Through historical photos and personal accounts, learn about life in the village and the circumstances surrounding its eventual closure.

 

Lesson Plan: African American Celebrated Unit – United States Colored Troops, Civil War

The United States Colored Troops (official U.S. Army name), or U.S.C.T., were Civil War regiments composed of African Americans.
Although African Americans had fought in the military since the Revolutionary War, the formation of the U.S.C.T. was the first time that the U.S. Army had actively recruited them. Their service opened the door for future generations of African Americans in the military. Students learn about the U.S.C.T. and explore their significance in historical and cultural context. Resources include a PowerPoint slide deck and handout.
  • One class period, 15-20 minutes total

Lesson Plan: African American Celebrated Unit – Tuskegee Airmen, World War II
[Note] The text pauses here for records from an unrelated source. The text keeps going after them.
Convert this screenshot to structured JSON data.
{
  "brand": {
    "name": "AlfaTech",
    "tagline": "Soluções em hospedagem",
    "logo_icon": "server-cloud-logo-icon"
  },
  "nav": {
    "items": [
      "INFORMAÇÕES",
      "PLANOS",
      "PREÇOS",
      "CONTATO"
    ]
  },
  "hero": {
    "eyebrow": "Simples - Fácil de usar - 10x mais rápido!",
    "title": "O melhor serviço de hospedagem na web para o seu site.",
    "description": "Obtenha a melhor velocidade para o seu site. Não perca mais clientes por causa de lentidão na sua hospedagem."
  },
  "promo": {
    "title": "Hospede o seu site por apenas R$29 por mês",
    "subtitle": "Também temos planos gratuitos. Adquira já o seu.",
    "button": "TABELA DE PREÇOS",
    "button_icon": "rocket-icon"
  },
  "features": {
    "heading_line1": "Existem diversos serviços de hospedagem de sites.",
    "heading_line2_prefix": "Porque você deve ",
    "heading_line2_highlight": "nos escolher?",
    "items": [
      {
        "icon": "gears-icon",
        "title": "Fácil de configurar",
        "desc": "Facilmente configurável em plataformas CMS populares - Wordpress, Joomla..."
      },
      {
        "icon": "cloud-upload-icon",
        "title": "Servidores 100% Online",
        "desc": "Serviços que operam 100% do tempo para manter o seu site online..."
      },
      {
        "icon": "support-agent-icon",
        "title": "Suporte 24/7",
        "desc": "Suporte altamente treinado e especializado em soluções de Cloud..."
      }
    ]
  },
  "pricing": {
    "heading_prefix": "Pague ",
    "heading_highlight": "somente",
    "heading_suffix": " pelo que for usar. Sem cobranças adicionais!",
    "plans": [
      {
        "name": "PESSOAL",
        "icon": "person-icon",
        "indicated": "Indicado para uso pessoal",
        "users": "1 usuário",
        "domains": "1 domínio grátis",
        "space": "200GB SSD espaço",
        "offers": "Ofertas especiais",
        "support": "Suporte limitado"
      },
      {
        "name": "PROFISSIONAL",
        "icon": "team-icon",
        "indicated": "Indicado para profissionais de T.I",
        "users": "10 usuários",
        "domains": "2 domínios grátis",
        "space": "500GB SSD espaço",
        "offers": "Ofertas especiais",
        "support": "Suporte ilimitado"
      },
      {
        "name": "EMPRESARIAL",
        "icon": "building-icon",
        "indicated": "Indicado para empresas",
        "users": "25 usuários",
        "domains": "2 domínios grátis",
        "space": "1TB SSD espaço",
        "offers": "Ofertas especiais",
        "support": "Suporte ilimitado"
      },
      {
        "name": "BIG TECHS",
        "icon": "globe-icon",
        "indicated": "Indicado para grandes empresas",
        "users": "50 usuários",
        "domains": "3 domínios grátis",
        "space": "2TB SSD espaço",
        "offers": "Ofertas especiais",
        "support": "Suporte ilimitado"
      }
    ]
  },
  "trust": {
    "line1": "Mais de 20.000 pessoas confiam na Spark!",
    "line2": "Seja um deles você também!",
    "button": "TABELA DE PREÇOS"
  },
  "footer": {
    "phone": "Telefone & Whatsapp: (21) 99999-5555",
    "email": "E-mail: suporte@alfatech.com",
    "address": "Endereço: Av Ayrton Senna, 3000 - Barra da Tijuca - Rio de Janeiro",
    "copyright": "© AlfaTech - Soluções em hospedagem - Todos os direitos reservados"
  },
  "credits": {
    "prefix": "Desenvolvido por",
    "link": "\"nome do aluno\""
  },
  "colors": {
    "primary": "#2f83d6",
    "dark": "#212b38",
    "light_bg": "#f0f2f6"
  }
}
The Tuskegee Airmen have long been honored for their skills, valor and distinguished service despite facing segregation and discrimination.
From 1941 to 1946, nearly 1,000 African American military pilots completed their training in Tuskegee, Alabama. More than 350 of them served overseas during World War II; 84 lost their lives. Students learn about the Tuskegee Airmen and explore their significance in historical and cultural context. Resources include a PowerPoint slide deck and handout.
  • One class period, 15-20 minutes total

Lesson Plan: African American Celebrated Unit – “Buffalo Soldiers”

In 1866, Congress established the U.S. Army’s all-Black 9th and 10th Cavalry Regiments and 24th and 25th Infantry Regiments, later known as the “Buffalo Soldiers,” to serve on the western frontier.
Students learn about the Buffalo Soldiers and explore their significance in historical and cultural context. Resources include a PowerPoint slide deck and handout.
  • One class period, 15-20 minutes total

Lesson Plan: African American Celebrated Unit – 6888th Central Postal Directory Battalion, World War II

The 6888th Central Postal Directory Battalion, popularly known as the “Six Triple Eight,” was an African American unit of the Women’s Army Corps (WAC) during World War II.
The 6888th became the only non-medical African American women’s unit to serve overseas during the war. Students learn about the 6888th Central Postal Directory Battalion and explore its significance in historical and cultural context. Resources include a PowerPoint slide deck and handout.
  • One class period, 15-20 minutes total

Lesson Plan: African American Celebrated Unit – 369th Infantry Regiment

The 369th Infantry Regiment, nicknamed the “Harlem Rattlers” and “Harlem Hellfighters,” had one of the most distinguished records of any unit in the history of the United States Army.
The 369th saw extensive combat in both World War I and World War II. Most of the men in the regiment were African American, although it also included Puerto Ricans. Students learn about the 369th Infantry Regiment and explore its significance in historical and cultural context. Resources include a PowerPoint slide deck and handout.
  • One class period, 15-20 minutes total